Ever heard of The Iron Duke from 1934? No? There is a reason for that.
We hadn’t heard of this movie either, until last week. We thought we would benefit from an unknown British historical drama about the Duke of Wellington and how he took down Napoleon after the former French leader escaped from captivity.
Oh boy. How wrong we were!
This we understand: In 1934, the world had an uncertain outlook. Britain, like many other nations, was feeling the effects of the Great Depression; a suspiciously-busy Hitler was the new leader of Germany; and motion pictures were needed to buttress a nation’s spirits.
This we do not understand: Why is The Iron Duke so awful?

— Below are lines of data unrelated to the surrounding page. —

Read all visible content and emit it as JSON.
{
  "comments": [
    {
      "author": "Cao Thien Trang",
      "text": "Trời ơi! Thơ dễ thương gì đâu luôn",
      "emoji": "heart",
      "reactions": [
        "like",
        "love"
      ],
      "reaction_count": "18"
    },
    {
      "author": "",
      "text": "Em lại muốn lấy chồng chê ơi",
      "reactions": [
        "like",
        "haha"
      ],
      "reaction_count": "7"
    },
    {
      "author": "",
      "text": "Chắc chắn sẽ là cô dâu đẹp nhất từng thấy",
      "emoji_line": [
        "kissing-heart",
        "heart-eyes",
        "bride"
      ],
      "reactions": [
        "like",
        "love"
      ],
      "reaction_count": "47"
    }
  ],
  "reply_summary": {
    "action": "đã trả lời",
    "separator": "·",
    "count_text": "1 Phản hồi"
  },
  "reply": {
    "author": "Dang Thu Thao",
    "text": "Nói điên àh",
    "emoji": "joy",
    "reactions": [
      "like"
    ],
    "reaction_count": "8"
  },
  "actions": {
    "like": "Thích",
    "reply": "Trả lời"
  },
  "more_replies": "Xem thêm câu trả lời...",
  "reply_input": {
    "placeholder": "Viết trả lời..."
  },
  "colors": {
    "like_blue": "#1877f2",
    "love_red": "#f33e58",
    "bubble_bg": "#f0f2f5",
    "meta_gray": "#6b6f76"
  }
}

It could be the screenplay; it doesn’t seem to know what it’s supposed to do. Is the main goal Napoleon’s capture or downfall? Or is it about Wellington himself? Or his enemies? Or the scores of women who are madly in love with him? Or is it about World War I?
The film opens at the Congress of Vienna in 1815, a big meeting with all the “crowned heads” of Europe to discuss Napoleon’s capture and exile on the island of Elba. This meeting, along with another conference later in the film, seem like a combined 1919 Paris Peace Congress. In the movie meetings, European leaders discuss the unconditional surrender of Napoleon (Germany), reparation (Germany), and making sure Napoleon (Germany) can never be that powerful again.
Then! Napoleon escapes! Shock and horror ensue. Will he gather an army? Will he try to re-take the French throne?
The King of France is understandably fretful about this situation. Fortunately, his niece dispatches someone to re-capture Napoleon. But can this person beat the bossy Duke of Wellington (George Arliss) to it? Because the Duke is on Napoleon’s trail, too, when he’s not fending off women.
Here’s another thing about the script – it portrays Wellington as quite the philanderer. Arliss is an actor with distinct facial features (see photo), and his makeup seems weirdly overdone in some scenes. (What is WITH the lipstick!) As a result, it’s a bit tricky for us in our day to imagine the women of Europe fawning over him. Not only that, Arliss spouts some lines without a trace of irony: “It’s a mystery to me why the Creator wastes his time turning out ugly women.”
From here the script gets increasingly bad. In one scene, a jealous husband, freshly home from battle, shows up at the Duke’s house demanding to know why his wife wasn’t home to greet him. The wife suddenly appears from another room (where did she come from?) and describes, to her husband, her love for Arliss: “Call it reverence, if you will.” In the next breath, she tells her husband she loves him the most, and the poor slob actually believes her. This is the same girl who fainted when she met the Duke for the first time. Good gravy!
At this point we (as in, yours truly) wandered into the kitchen to make brownies.
However, the film is not without its merits. There is an impressively-staged battle with lots of extras and horses and artillery, much of it filmed out of doors. And, after the battle’s end, Arliss gives a touching portrayal of a sad and lonely commander who has lost too many of his men. He begins to weep as a soldier reads the roll call of the dead. It’s too bad such genuine moments are tainted with Arliss’ cringing melodramatics, where he looks slightly upwards and declares, “Except for defeat, there is nothing more tragic than a great victory.”
We realize we were not very kind about this movie. But we only have your best interests at heart, Dear Reader. We would not want you to sully your movie-watching schedule with this fare. If you still insist upon watching The Iron Duke, well, don’t say you weren’t warned.
The Iron Duke: starring George Arliss, Gladys Cooper, Ellaline Terriss. Directed by Victor Saville. Written by H.M. Harwood and Bess Meredyth. Gaumont-British Picture Corporation, 1934, B&W, 88 long mins.